__PROBLEM TO WORK ON__
In full and unchanged, output the entries that follow.

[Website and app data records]
<<<<

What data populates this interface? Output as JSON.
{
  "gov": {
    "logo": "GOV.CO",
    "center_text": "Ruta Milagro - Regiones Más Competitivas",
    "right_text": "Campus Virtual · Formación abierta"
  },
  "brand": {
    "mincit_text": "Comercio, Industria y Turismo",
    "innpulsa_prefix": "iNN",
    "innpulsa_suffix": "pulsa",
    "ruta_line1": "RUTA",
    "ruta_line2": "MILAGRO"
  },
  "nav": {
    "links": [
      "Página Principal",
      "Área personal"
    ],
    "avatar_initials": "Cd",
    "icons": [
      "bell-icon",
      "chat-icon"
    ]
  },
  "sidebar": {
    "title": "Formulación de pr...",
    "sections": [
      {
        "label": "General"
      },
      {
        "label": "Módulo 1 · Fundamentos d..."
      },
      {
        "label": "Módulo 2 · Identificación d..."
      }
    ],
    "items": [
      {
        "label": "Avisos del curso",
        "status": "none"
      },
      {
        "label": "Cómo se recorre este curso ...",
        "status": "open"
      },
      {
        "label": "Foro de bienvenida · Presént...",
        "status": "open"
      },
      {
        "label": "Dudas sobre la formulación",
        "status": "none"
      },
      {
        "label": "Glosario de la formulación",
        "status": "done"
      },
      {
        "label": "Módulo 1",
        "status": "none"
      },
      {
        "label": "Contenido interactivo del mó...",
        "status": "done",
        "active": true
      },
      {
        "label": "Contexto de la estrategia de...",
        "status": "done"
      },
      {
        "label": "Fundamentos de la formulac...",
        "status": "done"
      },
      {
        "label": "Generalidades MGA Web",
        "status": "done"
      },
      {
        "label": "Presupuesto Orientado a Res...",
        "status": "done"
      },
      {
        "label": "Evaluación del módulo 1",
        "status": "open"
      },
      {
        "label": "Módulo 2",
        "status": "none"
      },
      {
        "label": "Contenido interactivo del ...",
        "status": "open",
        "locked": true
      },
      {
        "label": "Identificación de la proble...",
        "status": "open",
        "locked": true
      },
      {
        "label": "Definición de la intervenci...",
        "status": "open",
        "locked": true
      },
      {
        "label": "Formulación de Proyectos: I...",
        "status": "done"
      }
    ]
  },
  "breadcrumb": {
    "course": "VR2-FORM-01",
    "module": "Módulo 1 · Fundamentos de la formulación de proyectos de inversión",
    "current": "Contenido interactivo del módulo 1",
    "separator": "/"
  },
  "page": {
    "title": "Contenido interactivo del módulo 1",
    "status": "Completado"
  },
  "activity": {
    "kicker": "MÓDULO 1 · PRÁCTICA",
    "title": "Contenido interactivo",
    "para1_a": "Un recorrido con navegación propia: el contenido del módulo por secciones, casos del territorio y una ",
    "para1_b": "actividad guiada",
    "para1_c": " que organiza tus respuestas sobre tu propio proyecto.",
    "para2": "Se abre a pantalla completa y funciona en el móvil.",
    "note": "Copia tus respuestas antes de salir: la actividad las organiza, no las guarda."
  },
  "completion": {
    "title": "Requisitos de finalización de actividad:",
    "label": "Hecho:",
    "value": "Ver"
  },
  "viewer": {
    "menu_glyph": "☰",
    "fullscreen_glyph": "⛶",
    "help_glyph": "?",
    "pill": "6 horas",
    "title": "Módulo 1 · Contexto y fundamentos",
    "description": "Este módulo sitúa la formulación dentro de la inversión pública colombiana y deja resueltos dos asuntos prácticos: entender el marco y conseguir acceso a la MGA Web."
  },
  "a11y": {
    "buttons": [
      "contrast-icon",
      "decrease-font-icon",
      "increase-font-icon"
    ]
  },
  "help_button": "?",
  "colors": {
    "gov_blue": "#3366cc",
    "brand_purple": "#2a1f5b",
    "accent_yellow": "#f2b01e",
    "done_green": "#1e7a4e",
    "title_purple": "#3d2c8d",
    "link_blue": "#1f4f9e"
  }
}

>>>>

__EXERCISE RESPONSE__
What data populates this interface? Output as JSON.
{
  "gov": {
    "logo": "GOV.CO",
    "center_text": "Ruta Milagro - Regiones Más Competitivas",
    "right_text": "Campus Virtual · Formación abierta"
  },
  "brand": {
    "mincit_text": "Comercio, Industria y Turismo",
    "innpulsa_prefix": "iNN",
    "innpulsa_suffix": "pulsa",
    "ruta_line1": "RUTA",
    "ruta_line2": "MILAGRO"
  },
  "nav": {
    "links": [
      "Página Principal",
      "Área personal"
    ],
    "avatar_initials": "Cd",
    "icons": [
      "bell-icon",
      "chat-icon"
    ]
  },
  "sidebar": {
    "title": "Formulación de pr...",
    "sections": [
      {
        "label": "General"
      },
      {
        "label": "Módulo 1 · Fundamentos d..."
      },
      {
        "label": "Módulo 2 · Identificación d..."
      }
    ],
    "items": [
      {
        "label": "Avisos del curso",
        "status": "none"
      },
      {
        "label": "Cómo se recorre este curso ...",
        "status": "open"
      },
      {
        "label": "Foro de bienvenida · Presént...",
        "status": "open"
      },
      {
        "label": "Dudas sobre la formulación",
        "status": "none"
      },
      {
        "label": "Glosario de la formulación",
        "status": "done"
      },
      {
        "label": "Módulo 1",
        "status": "none"
      },
      {
        "label": "Contenido interactivo del mó...",
        "status": "done",
        "active": true
      },
      {
        "label": "Contexto de la estrategia de...",
        "status": "done"
      },
      {
        "label": "Fundamentos de la formulac...",
        "status": "done"
      },
      {
        "label": "Generalidades MGA Web",
        "status": "done"
      },
      {
        "label": "Presupuesto Orientado a Res...",
        "status": "done"
      },
      {
        "label": "Evaluación del módulo 1",
        "status": "open"
      },
      {
        "label": "Módulo 2",
        "status": "none"
      },
      {
        "label": "Contenido interactivo del ...",
        "status": "open",
        "locked": true
      },
      {
        "label": "Identificación de la proble...",
        "status": "open",
        "locked": true
      },
      {
        "label": "Definición de la intervenci...",
        "status": "open",
        "locked": true
      },
      {
        "label": "Formulación de Proyectos: I...",
        "status": "done"
      }
    ]
  },
  "breadcrumb": {
    "course": "VR2-FORM-01",
    "module": "Módulo 1 · Fundamentos de la formulación de proyectos de inversión",
    "current": "Contenido interactivo del módulo 1",
    "separator": "/"
  },
  "page": {
    "title": "Contenido interactivo del módulo 1",
    "status": "Completado"
  },
  "activity": {
    "kicker": "MÓDULO 1 · PRÁCTICA",
    "title": "Contenido interactivo",
    "para1_a": "Un recorrido con navegación propia: el contenido del módulo por secciones, casos del territorio y una ",
    "para1_b": "actividad guiada",
    "para1_c": " que organiza tus respuestas sobre tu propio proyecto.",
    "para2": "Se abre a pantalla completa y funciona en el móvil.",
    "note": "Copia tus respuestas antes de salir: la actividad las organiza, no las guarda."
  },
  "completion": {
    "title": "Requisitos de finalización de actividad:",
    "label": "Hecho:",
    "value": "Ver"
  },
  "viewer": {
    "menu_glyph": "☰",
    "fullscreen_glyph": "⛶",
    "help_glyph": "?",
    "pill": "6 horas",
    "title": "Módulo 1 · Contexto y fundamentos",
    "description": "Este módulo sitúa la formulación dentro de la inversión pública colombiana y deja resueltos dos asuntos prácticos: entender el marco y conseguir acceso a la MGA Web."
  },
  "a11y": {
    "buttons": [
      "contrast-icon",
      "decrease-font-icon",
      "increase-font-icon"
    ]
  },
  "help_button": "?",
  "colors": {
    "gov_blue": "#3366cc",
    "brand_purple": "#2a1f5b",
    "accent_yellow": "#f2b01e",
    "done_green": "#1e7a4e",
    "title_purple": "#3d2c8d",
    "link_blue": "#1f4f9e"
  }
}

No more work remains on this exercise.